Updates to Lightroom come along relatively regularly and they tend to include new features along with fixes and performance tweaks.  The latest update, Lightroom 8.2, includes a new addition called Detail Enhancer.  This is a feature that is designed to provide some better small-scale detail as part of the raw conversion process.  It creates a new DNG file based on a more complex calculation of the demosaicing of the sensor data.

I saw some videos about it and figured it wasn’t going to be of much use for the type of thing I am working on.  However, it did trigger one possible area of interest.  The algorithms are supposed to be designed to make better calculations around the different color pixels that sensors have.  Sensors are set up in a Bayer Pattern where different color sensitive sensors occupy different pixel spaces.  They each record in one color and then software interpolates between them to create colors for each pixel irrespective of which color was originally recorded at that location.

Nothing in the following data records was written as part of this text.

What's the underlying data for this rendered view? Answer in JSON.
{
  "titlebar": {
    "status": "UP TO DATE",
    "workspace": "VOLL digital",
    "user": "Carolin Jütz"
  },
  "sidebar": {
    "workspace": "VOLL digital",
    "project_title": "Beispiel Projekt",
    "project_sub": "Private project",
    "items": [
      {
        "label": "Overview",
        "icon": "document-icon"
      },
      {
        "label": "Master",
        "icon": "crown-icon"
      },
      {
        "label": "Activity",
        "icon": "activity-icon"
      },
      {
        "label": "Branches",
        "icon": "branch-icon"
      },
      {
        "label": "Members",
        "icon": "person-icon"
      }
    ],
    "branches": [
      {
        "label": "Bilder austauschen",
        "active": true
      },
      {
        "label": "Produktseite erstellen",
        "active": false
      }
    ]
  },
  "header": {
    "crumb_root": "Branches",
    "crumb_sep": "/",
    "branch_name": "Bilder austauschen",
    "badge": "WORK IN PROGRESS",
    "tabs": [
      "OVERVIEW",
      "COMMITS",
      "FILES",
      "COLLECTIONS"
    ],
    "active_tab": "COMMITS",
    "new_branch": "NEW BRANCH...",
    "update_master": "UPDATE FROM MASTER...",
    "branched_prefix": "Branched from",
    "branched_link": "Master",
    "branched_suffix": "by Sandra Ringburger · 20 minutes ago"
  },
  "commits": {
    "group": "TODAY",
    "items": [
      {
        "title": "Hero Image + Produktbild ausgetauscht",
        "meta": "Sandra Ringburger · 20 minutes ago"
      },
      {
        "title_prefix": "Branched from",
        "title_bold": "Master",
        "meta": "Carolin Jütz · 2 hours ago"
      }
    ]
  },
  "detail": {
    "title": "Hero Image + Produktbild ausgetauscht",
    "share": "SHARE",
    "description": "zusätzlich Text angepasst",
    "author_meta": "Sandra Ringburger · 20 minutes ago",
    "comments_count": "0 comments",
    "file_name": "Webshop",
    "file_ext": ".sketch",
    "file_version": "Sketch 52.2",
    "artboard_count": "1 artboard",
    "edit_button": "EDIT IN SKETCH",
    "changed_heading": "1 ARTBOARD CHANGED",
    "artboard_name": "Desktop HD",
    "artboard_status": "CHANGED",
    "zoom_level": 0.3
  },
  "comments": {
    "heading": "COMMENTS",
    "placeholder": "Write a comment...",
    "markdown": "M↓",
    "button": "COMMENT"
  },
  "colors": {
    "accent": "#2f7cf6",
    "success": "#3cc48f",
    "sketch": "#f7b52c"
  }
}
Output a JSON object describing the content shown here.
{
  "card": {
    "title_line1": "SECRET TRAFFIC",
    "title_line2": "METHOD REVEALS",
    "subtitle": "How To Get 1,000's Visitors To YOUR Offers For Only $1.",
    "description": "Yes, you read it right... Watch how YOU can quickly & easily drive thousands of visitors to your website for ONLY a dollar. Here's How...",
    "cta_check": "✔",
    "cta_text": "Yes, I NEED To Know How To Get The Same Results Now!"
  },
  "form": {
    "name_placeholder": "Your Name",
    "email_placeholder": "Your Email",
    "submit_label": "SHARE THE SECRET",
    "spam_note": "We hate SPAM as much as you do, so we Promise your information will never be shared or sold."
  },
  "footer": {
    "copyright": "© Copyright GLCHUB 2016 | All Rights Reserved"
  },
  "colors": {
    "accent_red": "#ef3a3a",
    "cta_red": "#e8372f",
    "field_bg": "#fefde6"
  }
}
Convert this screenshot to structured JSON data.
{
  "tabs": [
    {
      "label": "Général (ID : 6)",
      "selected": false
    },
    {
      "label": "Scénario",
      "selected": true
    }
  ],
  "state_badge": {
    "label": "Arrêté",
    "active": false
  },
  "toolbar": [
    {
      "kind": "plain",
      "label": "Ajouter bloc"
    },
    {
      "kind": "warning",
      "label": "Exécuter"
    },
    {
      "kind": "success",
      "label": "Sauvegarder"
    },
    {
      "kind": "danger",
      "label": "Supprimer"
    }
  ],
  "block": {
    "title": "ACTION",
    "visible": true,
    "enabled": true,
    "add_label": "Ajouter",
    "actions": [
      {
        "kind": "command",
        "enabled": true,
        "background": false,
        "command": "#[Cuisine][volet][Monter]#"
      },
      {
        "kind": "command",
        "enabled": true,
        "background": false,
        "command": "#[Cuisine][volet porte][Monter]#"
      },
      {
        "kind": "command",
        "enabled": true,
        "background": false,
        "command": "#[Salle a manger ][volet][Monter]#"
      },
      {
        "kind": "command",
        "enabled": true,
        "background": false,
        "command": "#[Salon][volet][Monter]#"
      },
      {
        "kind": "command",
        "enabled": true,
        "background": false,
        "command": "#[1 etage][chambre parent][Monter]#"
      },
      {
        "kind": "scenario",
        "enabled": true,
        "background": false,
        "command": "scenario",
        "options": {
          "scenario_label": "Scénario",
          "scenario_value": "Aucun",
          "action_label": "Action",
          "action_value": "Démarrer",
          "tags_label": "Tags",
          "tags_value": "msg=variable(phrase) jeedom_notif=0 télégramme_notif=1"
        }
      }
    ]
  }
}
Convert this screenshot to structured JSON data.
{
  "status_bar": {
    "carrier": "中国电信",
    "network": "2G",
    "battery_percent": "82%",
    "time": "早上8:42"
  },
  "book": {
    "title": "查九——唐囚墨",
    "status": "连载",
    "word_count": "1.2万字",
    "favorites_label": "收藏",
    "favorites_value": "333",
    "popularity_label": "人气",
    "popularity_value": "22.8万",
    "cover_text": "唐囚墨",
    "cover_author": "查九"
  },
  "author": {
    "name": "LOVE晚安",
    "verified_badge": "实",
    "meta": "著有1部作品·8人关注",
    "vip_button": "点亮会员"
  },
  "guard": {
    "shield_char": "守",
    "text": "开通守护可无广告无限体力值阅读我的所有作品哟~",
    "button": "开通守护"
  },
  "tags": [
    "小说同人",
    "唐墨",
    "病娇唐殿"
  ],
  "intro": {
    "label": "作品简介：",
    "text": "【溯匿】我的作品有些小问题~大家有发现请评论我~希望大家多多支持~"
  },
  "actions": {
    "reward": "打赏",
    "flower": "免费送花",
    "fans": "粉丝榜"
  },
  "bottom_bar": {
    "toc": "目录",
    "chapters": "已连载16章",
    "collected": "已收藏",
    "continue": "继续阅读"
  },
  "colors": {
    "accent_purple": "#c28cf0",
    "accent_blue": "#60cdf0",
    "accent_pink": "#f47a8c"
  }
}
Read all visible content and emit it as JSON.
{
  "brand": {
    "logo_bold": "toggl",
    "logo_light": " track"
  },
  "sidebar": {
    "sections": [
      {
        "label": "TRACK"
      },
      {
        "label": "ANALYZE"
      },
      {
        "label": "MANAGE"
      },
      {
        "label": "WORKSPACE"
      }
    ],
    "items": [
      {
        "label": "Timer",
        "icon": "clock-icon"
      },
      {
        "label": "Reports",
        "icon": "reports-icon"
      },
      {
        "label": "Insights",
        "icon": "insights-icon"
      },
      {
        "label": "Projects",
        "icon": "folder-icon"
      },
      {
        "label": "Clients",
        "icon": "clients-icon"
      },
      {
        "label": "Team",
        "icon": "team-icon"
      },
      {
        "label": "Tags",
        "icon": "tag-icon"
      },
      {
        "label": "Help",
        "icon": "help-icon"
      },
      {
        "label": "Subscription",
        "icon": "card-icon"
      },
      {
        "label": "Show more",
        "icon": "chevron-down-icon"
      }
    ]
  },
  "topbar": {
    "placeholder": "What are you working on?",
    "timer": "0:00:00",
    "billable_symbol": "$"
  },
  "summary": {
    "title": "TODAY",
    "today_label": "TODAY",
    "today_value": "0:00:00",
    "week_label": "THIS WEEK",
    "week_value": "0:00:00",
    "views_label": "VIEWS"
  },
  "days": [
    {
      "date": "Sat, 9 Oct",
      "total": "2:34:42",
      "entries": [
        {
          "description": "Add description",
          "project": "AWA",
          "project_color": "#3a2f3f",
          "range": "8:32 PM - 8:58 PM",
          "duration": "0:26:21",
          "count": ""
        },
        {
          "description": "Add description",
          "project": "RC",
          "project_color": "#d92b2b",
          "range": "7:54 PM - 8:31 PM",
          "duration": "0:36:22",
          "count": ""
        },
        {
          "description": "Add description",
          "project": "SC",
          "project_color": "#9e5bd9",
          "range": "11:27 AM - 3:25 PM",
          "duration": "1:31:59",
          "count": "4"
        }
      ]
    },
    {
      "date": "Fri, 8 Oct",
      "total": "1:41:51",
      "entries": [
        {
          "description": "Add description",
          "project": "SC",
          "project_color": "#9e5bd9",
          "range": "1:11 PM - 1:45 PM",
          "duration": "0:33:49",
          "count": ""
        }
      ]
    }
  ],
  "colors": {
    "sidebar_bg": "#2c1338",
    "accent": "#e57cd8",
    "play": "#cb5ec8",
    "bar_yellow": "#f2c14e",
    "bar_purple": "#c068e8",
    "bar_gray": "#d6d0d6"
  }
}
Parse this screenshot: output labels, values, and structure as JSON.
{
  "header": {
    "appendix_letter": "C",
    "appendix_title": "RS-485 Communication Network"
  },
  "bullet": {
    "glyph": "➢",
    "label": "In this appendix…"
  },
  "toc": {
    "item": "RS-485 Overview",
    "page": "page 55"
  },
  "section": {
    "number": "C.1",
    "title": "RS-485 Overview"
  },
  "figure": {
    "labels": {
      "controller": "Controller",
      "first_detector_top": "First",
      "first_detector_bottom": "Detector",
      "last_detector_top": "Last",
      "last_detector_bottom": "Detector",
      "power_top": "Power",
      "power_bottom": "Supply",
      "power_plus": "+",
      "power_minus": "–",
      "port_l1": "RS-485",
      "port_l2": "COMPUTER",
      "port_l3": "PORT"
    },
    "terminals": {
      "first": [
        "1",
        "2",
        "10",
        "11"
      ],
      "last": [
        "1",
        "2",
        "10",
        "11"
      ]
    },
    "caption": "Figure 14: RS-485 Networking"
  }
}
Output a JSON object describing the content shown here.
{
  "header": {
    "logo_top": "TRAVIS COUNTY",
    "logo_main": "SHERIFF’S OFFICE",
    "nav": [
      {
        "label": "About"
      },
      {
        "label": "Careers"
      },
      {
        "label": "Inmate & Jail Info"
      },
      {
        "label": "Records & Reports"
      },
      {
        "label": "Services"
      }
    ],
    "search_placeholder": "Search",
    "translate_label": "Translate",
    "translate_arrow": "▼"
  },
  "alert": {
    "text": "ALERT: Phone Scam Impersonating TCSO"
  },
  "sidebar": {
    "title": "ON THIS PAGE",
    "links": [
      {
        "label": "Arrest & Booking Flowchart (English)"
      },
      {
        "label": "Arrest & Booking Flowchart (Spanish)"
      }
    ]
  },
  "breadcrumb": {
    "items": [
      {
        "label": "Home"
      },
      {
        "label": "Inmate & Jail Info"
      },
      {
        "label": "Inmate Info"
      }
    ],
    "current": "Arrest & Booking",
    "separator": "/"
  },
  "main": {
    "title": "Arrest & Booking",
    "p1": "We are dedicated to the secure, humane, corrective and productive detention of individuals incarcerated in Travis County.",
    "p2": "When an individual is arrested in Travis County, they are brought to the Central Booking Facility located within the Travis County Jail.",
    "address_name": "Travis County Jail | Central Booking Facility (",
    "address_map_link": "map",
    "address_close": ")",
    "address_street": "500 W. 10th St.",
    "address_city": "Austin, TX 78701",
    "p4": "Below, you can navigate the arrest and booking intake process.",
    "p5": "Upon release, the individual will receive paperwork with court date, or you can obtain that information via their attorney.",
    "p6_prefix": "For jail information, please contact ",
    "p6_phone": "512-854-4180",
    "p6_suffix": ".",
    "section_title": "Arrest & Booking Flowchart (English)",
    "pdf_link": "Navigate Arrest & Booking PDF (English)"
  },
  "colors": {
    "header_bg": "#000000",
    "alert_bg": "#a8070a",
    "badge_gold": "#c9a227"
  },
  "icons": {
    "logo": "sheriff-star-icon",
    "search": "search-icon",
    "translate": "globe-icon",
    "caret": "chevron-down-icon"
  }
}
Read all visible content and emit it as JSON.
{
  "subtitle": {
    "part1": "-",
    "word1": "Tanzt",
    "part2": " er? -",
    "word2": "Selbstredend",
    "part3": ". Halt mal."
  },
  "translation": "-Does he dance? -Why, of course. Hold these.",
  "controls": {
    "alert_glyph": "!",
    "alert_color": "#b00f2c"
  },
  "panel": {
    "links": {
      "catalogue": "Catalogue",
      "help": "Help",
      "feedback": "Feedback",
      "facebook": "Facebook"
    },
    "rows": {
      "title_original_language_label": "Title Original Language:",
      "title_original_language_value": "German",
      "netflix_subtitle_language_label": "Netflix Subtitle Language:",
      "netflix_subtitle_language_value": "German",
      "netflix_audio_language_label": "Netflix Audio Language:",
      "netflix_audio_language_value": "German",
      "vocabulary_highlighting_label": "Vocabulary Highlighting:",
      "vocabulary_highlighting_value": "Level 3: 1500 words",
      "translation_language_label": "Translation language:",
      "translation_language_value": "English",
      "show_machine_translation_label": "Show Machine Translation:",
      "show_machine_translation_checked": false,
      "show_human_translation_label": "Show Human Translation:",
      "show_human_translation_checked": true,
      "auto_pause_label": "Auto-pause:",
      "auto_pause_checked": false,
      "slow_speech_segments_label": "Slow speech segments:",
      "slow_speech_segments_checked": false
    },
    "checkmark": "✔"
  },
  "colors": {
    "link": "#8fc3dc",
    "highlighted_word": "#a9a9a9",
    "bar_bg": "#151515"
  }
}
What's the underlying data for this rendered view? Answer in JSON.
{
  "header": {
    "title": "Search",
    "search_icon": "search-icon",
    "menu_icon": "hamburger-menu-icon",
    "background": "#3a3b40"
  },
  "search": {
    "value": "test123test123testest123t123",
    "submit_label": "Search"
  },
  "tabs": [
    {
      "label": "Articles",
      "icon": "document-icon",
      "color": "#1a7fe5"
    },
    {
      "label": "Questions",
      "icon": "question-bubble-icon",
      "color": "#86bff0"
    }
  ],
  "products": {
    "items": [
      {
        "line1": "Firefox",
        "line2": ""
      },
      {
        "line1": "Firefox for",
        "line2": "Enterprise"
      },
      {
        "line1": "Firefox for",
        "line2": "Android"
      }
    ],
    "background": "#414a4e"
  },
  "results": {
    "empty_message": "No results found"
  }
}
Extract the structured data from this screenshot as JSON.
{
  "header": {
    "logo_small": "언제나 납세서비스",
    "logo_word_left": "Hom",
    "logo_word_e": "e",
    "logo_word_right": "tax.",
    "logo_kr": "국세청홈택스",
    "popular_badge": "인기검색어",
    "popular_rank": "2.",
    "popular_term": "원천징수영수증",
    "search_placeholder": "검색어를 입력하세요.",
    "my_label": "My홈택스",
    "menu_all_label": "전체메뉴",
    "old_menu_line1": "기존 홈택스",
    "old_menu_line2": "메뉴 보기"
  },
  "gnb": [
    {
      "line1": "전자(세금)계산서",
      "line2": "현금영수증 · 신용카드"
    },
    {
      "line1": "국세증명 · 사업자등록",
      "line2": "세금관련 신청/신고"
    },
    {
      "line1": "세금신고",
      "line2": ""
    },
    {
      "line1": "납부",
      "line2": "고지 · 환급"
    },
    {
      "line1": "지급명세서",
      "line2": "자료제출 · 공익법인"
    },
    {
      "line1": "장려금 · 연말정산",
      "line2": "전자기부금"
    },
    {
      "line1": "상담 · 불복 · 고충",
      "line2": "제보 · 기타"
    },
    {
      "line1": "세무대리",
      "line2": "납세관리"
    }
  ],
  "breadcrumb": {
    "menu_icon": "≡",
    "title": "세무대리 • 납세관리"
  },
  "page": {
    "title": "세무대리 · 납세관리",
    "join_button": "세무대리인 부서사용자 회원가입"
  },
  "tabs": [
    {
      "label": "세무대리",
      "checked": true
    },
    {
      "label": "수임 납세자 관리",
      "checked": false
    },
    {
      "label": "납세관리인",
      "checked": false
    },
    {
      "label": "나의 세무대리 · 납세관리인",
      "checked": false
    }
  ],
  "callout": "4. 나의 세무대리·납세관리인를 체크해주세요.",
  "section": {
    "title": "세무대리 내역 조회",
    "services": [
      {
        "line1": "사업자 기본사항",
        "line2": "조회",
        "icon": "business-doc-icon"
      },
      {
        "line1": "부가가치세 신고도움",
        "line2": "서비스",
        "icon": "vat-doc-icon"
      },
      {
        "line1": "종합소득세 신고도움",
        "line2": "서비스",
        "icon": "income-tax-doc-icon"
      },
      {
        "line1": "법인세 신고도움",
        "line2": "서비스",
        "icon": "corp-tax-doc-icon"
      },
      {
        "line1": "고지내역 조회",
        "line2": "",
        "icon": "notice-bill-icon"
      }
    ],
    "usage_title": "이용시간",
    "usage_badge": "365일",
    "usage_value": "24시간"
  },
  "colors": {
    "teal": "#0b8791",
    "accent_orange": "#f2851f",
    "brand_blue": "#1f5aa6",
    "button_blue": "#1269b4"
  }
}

In a post from a while back, I mused on the way in which the colors of the Southwest Livery and the registration clashed and seemed to provide a distorted image even when everything around them was sharp.  I was pondering whether this was artifacting caused by the different colors and the way the sensor was recording the data.  If this was the case, maybe this new functionality would change the way things were rendered.  I dug out a few of the shots that had previously demonstrated this effect and ran the process on them.  These shots show the wide shot, the original rendering of the close up and the revised rendering using Detail Enhancer.

As you can see from the comparisons, Detail Enhancer does not suddenly render a perfect registration for the aircraft.  However, to my eye at least, it does appear as if the results are noticeably better then they were with the original rendering.  For completeness, the original rendering is done with the latest process version of Adobe’s raw converter to make things as fair as possible.  It does appear to make a difference.  This makes me think my theory about whiny things looked wrong might have some merit, even if this update has not fully resolved things.